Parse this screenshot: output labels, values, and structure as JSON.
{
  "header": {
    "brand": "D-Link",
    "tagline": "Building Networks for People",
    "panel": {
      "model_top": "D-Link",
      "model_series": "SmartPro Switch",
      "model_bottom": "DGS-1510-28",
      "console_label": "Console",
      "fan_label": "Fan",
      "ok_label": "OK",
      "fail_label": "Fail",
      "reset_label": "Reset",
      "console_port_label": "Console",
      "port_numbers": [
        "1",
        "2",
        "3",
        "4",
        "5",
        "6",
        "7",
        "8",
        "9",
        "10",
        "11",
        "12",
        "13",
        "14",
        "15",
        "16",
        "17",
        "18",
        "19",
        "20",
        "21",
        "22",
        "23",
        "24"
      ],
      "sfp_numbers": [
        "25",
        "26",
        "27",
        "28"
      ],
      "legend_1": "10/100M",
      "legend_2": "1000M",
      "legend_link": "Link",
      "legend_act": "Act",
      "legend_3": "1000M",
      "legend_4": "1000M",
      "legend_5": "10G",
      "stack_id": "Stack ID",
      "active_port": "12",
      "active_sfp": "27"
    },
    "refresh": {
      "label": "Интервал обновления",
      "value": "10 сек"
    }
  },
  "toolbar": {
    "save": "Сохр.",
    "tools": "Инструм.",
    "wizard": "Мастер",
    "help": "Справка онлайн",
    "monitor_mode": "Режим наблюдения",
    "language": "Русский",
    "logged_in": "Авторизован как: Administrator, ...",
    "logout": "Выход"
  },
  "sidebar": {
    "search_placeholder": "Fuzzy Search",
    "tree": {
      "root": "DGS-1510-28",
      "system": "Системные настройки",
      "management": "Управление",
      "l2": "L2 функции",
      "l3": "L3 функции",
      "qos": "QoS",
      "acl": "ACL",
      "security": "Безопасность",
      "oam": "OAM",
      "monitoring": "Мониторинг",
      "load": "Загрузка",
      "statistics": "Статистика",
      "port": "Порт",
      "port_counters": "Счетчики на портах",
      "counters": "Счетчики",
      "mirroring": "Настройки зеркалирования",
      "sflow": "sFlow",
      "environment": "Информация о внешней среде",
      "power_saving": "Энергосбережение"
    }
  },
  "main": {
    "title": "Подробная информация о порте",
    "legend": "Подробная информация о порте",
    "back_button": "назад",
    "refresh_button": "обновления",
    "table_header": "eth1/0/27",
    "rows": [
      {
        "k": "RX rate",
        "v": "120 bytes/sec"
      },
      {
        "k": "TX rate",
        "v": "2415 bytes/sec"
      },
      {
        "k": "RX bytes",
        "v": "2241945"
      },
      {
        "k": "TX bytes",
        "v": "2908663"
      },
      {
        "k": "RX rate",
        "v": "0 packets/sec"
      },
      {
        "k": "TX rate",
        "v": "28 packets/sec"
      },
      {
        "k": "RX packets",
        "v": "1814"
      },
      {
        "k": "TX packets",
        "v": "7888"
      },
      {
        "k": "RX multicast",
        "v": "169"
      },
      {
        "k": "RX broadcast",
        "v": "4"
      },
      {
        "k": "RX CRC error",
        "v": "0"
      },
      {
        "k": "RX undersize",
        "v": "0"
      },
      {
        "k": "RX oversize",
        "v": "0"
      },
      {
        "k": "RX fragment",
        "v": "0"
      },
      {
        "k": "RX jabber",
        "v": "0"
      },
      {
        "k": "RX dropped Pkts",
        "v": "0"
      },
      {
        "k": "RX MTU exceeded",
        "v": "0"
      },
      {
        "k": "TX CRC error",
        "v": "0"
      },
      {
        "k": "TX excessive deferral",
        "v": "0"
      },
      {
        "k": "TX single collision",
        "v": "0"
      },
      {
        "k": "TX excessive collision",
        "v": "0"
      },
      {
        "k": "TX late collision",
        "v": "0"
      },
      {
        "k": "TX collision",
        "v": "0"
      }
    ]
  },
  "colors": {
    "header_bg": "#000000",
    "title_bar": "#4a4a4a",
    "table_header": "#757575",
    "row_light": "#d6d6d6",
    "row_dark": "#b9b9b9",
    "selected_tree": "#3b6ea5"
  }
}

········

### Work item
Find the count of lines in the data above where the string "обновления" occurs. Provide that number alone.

### Solution
2